WEST PALM BEACH, Fla. (AP) — Florida’s primary energy provider is ready to launch a powerful new technology, just ahead of the busiest weeks of the Atlantic hurricane season: a new fixed-wing drone designed fly into tropical storm force winds and speed the restoration of electricity after severe weather.
FPLAir One resembles a small plane and is remotely operated, enabling the utility to capture and deliver images and video of damaged electrical equipment in real time to its command center. It can fly up to 1000 miles (1600 kilometers) at a time — enough to cover the length of Florida twice in the immediate wake of the most damaging storms.
It's a vast improvement on bucket trucks and hand-held drones when it comes to learning what a storm did at the top of a power pole.
“Rather than going out and try to figure out what’s going on, we’re able to save hours and days on getting the lights on,” Florida Power and Light Chairman and CEO Eric Silagy told The Associated Press.
The drone can even be pre-deployed when a major storm hits, skirting around to its wake and following its path across the utility's power grid. That data can then point ground crews exactly where they need to go, he said.
While satellites need sunny days to document damage, drones can fly under the cloud cover. And unlike handhelds, FPLAir One can fly in much rougher weather, remaining airborne for 22 hours without refueling.
The importance of getting airborne visuals as quickly as possible became evident 30 years ago this month when Category 5 Hurricane Andrew destroyed much of the power grid along with thousands of homes across a wide swath of Miami-Dade County. Helicopters couldn't fly until the wind settled, and the extent of the devastation wasn't immediately clear.
Emerging drone technology showed its potential after Hurricane Irma hit Florida in 2017, when FPL was able to restore power to more than two million customers within 24 hours with the help of a small drone, Silagy said.

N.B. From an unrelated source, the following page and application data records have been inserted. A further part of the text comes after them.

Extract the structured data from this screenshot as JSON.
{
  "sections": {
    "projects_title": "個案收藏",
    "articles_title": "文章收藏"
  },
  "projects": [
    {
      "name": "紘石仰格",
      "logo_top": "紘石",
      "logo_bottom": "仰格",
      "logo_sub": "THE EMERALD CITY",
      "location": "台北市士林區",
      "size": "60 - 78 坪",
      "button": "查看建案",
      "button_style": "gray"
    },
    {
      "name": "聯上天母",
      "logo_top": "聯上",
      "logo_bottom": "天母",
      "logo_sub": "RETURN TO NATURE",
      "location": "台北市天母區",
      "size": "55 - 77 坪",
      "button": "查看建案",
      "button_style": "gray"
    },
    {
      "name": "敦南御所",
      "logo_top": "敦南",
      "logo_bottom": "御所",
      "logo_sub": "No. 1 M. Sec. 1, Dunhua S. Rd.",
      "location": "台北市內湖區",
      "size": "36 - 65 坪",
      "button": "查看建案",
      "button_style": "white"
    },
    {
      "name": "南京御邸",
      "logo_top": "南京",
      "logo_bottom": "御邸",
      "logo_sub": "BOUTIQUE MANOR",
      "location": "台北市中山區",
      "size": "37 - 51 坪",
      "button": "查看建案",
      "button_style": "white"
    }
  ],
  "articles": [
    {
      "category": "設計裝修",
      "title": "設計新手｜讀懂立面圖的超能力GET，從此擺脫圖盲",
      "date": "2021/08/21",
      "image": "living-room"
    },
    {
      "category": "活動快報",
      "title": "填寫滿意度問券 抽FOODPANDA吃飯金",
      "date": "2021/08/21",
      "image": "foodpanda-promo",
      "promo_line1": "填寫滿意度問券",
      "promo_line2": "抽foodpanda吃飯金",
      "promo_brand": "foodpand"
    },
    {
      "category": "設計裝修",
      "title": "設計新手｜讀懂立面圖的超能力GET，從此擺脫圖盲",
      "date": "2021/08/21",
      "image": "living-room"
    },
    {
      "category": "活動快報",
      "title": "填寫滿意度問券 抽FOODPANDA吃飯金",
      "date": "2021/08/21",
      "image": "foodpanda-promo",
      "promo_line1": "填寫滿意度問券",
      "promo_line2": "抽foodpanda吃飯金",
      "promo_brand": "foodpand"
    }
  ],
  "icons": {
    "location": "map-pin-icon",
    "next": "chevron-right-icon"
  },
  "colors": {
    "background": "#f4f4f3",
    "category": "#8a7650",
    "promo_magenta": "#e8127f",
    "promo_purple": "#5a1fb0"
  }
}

“We saw firsthand what a difference it made for us being able to put the right people and the right equipment at the right place at the right time," he said.
Cody Jackson, The Associated Press